### What this task involves
Each record below must be written out exactly as given.

Extracted data entries
•••
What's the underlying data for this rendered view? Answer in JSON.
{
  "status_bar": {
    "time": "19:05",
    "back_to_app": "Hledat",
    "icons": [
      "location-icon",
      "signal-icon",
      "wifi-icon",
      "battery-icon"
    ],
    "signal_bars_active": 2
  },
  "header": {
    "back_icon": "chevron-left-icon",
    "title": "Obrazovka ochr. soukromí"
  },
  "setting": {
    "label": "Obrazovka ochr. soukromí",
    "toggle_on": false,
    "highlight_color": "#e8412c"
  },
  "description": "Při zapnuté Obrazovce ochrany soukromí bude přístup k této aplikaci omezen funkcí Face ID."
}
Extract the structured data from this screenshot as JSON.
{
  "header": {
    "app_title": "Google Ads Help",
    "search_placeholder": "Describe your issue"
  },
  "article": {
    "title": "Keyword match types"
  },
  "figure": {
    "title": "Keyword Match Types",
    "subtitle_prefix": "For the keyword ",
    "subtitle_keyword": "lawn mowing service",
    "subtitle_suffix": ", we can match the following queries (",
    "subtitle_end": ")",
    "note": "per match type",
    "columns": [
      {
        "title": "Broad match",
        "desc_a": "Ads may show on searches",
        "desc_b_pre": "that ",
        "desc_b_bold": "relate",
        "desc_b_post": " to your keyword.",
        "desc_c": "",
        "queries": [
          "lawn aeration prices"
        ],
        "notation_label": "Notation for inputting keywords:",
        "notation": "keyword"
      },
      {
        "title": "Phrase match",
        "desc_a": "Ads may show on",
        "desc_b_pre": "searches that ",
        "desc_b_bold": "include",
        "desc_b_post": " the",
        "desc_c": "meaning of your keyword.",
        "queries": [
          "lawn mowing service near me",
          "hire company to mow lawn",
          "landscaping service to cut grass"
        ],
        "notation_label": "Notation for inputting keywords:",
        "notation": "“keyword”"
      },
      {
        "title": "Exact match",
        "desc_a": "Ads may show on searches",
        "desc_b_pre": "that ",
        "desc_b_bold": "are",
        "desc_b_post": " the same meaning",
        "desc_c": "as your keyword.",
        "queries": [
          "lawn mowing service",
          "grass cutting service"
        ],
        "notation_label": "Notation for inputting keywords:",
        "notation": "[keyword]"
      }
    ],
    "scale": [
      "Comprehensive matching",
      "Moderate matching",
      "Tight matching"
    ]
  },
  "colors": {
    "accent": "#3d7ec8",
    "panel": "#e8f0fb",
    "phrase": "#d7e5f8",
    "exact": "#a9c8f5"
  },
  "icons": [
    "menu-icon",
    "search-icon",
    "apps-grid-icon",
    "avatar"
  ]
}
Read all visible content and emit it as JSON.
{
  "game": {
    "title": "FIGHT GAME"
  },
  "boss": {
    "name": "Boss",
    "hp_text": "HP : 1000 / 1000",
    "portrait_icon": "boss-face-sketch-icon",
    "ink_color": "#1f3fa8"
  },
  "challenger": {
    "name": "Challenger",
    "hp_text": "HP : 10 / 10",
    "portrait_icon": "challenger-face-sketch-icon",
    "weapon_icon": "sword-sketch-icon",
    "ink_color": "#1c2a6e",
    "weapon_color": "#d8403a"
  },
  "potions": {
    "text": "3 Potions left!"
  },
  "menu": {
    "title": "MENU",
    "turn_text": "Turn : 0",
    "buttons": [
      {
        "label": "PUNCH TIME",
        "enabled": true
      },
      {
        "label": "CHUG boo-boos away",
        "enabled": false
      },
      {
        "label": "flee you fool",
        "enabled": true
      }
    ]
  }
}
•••
### Output for this exercise
What's the underlying data for this rendered view? Answer in JSON.
{
  "status_bar": {
    "time": "19:05",
    "back_to_app": "Hledat",
    "icons": [
      "location-icon",
      "signal-icon",
      "wifi-icon",
      "battery-icon"
    ],
    "signal_bars_active": 2
  },
  "header": {
    "back_icon": "chevron-left-icon",
    "title": "Obrazovka ochr. soukromí"
  },
  "setting": {
    "label": "Obrazovka ochr. soukromí",
    "toggle_on": false,
    "highlight_color": "#e8412c"
  },
  "description": "Při zapnuté Obrazovce ochrany soukromí bude přístup k této aplikaci omezen funkcí Face ID."
}
Extract the structured data from this screenshot as JSON.
{
  "header": {
    "app_title": "Google Ads Help",
    "search_placeholder": "Describe your issue"
  },
  "article": {
    "title": "Keyword match types"
  },
  "figure": {
    "title": "Keyword Match Types",
    "subtitle_prefix": "For the keyword ",
    "subtitle_keyword": "lawn mowing service",
    "subtitle_suffix": ", we can match the following queries (",
    "subtitle_end": ")",
    "note": "per match type",
    "columns": [
      {
        "title": "Broad match",
        "desc_a": "Ads may show on searches",
        "desc_b_pre": "that ",
        "desc_b_bold": "relate",
        "desc_b_post": " to your keyword.",
        "desc_c": "",
        "queries": [
          "lawn aeration prices"
        ],
        "notation_label": "Notation for inputting keywords:",
        "notation": "keyword"
      },
      {
        "title": "Phrase match",
        "desc_a": "Ads may show on",
        "desc_b_pre": "searches that ",
        "desc_b_bold": "include",
        "desc_b_post": " the",
        "desc_c": "meaning of your keyword.",
        "queries": [
          "lawn mowing service near me",
          "hire company to mow lawn",
          "landscaping service to cut grass"
        ],
        "notation_label": "Notation for inputting keywords:",
        "notation": "“keyword”"
      },
      {
        "title": "Exact match",
        "desc_a": "Ads may show on searches",
        "desc_b_pre": "that ",
        "desc_b_bold": "are",
        "desc_b_post": " the same meaning",
        "desc_c": "as your keyword.",
        "queries": [
          "lawn mowing service",
          "grass cutting service"
        ],
        "notation_label": "Notation for inputting keywords:",
        "notation": "[keyword]"
      }
    ],
    "scale": [
      "Comprehensive matching",
      "Moderate matching",
      "Tight matching"
    ]
  },
  "colors": {
    "accent": "#3d7ec8",
    "panel": "#e8f0fb",
    "phrase": "#d7e5f8",
    "exact": "#a9c8f5"
  },
  "icons": [
    "menu-icon",
    "search-icon",
    "apps-grid-icon",
    "avatar"
  ]
}
Read all visible content and emit it as JSON.
{
  "game": {
    "title": "FIGHT GAME"
  },
  "boss": {
    "name": "Boss",
    "hp_text": "HP : 1000 / 1000",
    "portrait_icon": "boss-face-sketch-icon",
    "ink_color": "#1f3fa8"
  },
  "challenger": {
    "name": "Challenger",
    "hp_text": "HP : 10 / 10",
    "portrait_icon": "challenger-face-sketch-icon",
    "weapon_icon": "sword-sketch-icon",
    "ink_color": "#1c2a6e",
    "weapon_color": "#d8403a"
  },
  "potions": {
    "text": "3 Potions left!"
  },
  "menu": {
    "title": "MENU",
    "turn_text": "Turn : 0",
    "buttons": [
      {
        "label": "PUNCH TIME",
        "enabled": true
      },
      {
        "label": "CHUG boo-boos away",
        "enabled": false
      },
      {
        "label": "flee you fool",
        "enabled": true
      }
    ]
  }
}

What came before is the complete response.